╔══

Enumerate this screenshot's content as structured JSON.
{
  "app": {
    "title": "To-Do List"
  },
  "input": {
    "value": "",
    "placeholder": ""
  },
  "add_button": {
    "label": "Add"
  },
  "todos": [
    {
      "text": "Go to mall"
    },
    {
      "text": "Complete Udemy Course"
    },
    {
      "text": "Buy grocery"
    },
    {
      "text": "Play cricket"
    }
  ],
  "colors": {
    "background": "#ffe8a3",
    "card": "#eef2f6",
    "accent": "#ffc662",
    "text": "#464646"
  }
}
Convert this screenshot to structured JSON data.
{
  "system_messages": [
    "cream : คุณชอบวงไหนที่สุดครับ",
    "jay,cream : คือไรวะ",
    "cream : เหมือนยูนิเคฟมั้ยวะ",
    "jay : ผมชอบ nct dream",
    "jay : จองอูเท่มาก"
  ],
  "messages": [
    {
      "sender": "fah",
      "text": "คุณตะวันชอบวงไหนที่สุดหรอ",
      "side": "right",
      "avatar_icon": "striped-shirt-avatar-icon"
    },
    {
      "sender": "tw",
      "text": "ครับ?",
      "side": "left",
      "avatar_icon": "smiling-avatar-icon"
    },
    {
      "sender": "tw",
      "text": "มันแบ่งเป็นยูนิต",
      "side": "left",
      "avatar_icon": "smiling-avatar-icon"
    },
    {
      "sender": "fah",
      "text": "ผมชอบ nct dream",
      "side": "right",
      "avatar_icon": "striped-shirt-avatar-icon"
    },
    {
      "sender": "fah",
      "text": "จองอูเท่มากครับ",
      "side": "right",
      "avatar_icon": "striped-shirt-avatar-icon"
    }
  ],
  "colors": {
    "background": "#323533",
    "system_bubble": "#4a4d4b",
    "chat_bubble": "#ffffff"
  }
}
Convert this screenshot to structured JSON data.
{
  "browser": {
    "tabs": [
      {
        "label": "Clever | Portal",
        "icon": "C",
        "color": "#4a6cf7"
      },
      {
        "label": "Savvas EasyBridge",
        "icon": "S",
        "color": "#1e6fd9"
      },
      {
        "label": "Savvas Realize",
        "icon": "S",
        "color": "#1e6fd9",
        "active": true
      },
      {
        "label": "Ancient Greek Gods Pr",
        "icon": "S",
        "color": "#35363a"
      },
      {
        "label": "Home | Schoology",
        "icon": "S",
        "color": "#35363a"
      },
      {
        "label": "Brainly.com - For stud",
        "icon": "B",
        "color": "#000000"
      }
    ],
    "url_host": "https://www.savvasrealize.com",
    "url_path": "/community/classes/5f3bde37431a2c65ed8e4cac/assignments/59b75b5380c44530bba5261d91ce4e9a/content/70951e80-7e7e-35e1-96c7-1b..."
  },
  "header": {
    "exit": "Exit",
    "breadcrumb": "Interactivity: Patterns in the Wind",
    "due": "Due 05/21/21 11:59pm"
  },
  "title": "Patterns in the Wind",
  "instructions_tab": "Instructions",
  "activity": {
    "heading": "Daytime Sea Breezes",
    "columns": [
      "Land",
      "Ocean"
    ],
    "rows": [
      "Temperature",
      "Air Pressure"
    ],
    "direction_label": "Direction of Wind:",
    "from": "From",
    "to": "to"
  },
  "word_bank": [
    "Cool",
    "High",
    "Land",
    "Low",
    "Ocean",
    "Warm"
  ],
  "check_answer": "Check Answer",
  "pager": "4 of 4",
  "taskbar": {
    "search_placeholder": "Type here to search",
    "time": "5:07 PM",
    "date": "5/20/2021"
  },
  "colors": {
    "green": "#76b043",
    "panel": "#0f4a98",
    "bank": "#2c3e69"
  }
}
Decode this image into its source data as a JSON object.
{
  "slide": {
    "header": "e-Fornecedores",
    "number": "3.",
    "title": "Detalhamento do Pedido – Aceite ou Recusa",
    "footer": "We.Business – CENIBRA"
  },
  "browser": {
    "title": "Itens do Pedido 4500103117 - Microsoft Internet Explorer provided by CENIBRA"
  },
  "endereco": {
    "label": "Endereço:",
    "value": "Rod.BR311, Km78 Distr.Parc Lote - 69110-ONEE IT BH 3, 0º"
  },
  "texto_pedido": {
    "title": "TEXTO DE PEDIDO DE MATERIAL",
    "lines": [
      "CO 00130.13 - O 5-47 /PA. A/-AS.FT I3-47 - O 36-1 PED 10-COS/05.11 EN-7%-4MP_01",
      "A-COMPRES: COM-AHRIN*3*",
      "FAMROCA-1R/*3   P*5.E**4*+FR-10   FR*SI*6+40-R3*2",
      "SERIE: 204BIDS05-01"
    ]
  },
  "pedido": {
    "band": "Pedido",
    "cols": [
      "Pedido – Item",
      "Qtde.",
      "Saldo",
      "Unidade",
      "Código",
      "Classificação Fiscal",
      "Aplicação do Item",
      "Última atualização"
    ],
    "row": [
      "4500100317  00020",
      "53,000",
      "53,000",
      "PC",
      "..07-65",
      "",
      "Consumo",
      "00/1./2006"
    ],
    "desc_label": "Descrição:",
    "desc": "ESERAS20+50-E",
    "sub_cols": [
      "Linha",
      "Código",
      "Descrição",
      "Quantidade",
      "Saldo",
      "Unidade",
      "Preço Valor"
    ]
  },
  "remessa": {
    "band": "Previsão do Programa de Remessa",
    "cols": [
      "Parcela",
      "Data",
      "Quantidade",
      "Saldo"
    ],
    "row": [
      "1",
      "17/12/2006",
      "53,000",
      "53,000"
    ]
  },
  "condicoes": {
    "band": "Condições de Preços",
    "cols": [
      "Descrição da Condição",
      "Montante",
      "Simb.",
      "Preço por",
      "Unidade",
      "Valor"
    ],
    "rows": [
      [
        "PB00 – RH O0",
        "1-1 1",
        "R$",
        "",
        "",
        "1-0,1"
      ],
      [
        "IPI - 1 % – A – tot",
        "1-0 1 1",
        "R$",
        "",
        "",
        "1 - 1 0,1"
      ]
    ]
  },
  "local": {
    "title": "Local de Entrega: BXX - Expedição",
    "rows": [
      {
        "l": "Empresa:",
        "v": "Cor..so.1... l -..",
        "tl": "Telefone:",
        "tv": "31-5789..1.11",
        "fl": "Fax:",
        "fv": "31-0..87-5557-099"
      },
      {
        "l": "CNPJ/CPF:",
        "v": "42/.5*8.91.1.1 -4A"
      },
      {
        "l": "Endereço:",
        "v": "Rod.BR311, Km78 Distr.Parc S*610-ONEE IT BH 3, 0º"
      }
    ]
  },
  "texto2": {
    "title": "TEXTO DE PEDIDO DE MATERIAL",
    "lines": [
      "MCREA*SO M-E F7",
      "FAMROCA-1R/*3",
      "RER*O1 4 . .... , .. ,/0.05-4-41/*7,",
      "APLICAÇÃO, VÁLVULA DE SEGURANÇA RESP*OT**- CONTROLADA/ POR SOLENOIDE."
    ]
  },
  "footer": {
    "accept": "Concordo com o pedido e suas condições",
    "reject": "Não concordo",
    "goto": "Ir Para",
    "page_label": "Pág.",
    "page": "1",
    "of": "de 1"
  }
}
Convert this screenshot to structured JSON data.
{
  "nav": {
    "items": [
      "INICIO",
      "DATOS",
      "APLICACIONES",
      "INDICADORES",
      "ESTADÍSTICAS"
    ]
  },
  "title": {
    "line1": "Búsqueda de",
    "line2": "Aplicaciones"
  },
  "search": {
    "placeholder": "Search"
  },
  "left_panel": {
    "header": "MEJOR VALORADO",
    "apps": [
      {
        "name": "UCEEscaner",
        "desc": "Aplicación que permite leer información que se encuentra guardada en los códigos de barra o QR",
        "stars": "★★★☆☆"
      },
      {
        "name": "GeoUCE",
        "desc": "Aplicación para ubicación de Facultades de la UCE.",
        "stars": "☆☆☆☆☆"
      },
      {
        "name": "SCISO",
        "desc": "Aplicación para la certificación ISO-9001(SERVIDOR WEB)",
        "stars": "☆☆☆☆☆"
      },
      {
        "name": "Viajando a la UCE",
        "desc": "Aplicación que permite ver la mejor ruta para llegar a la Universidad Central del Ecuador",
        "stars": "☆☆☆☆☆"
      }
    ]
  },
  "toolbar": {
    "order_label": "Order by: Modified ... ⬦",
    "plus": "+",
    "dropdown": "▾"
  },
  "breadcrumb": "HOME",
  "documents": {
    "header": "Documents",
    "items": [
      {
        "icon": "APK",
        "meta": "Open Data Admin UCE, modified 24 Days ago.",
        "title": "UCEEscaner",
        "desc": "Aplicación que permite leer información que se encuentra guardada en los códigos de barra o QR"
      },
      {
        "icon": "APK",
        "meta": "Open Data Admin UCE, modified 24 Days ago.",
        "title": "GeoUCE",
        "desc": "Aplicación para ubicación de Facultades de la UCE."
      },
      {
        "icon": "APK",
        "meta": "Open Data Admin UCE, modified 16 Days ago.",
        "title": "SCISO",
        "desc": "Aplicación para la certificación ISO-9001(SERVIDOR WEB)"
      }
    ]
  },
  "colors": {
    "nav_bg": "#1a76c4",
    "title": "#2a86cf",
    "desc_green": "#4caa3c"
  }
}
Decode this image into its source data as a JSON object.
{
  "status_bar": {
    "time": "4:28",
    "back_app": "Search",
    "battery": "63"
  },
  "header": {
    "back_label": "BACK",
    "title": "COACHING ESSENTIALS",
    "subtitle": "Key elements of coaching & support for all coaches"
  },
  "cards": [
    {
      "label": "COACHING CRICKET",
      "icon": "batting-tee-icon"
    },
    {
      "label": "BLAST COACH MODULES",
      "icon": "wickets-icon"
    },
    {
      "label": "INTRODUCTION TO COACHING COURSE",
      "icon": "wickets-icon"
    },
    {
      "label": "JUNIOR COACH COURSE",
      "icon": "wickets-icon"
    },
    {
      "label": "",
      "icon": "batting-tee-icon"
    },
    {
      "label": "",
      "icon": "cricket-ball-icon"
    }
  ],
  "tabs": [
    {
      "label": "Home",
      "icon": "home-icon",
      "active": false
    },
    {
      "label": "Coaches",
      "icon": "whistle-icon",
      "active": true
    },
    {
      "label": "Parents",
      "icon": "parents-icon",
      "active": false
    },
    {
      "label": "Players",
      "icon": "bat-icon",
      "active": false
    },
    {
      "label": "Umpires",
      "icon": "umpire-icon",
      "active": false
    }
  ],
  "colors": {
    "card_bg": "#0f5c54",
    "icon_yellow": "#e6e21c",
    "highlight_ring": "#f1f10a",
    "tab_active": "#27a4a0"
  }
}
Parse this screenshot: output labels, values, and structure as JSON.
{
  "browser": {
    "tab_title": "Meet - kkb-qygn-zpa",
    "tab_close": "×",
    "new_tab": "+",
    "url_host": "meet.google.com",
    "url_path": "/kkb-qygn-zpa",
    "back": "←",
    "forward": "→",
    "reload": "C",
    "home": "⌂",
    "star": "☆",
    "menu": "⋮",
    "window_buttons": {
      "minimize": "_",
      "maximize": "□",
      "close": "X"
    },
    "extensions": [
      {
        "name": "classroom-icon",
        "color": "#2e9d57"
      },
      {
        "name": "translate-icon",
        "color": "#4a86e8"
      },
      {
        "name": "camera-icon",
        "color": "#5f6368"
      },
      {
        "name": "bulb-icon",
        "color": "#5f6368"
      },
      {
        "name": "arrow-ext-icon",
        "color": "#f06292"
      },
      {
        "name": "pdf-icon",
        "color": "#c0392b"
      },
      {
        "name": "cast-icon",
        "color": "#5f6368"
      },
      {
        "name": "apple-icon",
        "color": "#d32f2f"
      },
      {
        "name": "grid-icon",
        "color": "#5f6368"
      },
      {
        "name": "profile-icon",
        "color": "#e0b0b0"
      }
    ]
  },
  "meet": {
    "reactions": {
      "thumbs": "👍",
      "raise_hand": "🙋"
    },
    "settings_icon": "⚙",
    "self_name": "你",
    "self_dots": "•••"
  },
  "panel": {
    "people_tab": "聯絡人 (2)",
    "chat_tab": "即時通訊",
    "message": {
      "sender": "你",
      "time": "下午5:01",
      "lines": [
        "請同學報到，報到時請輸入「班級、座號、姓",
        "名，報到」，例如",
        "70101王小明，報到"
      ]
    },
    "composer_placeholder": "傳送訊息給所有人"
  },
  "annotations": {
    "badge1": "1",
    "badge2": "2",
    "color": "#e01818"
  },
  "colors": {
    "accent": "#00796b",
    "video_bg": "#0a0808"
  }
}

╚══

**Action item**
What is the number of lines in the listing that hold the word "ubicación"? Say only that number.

**Your solution**
2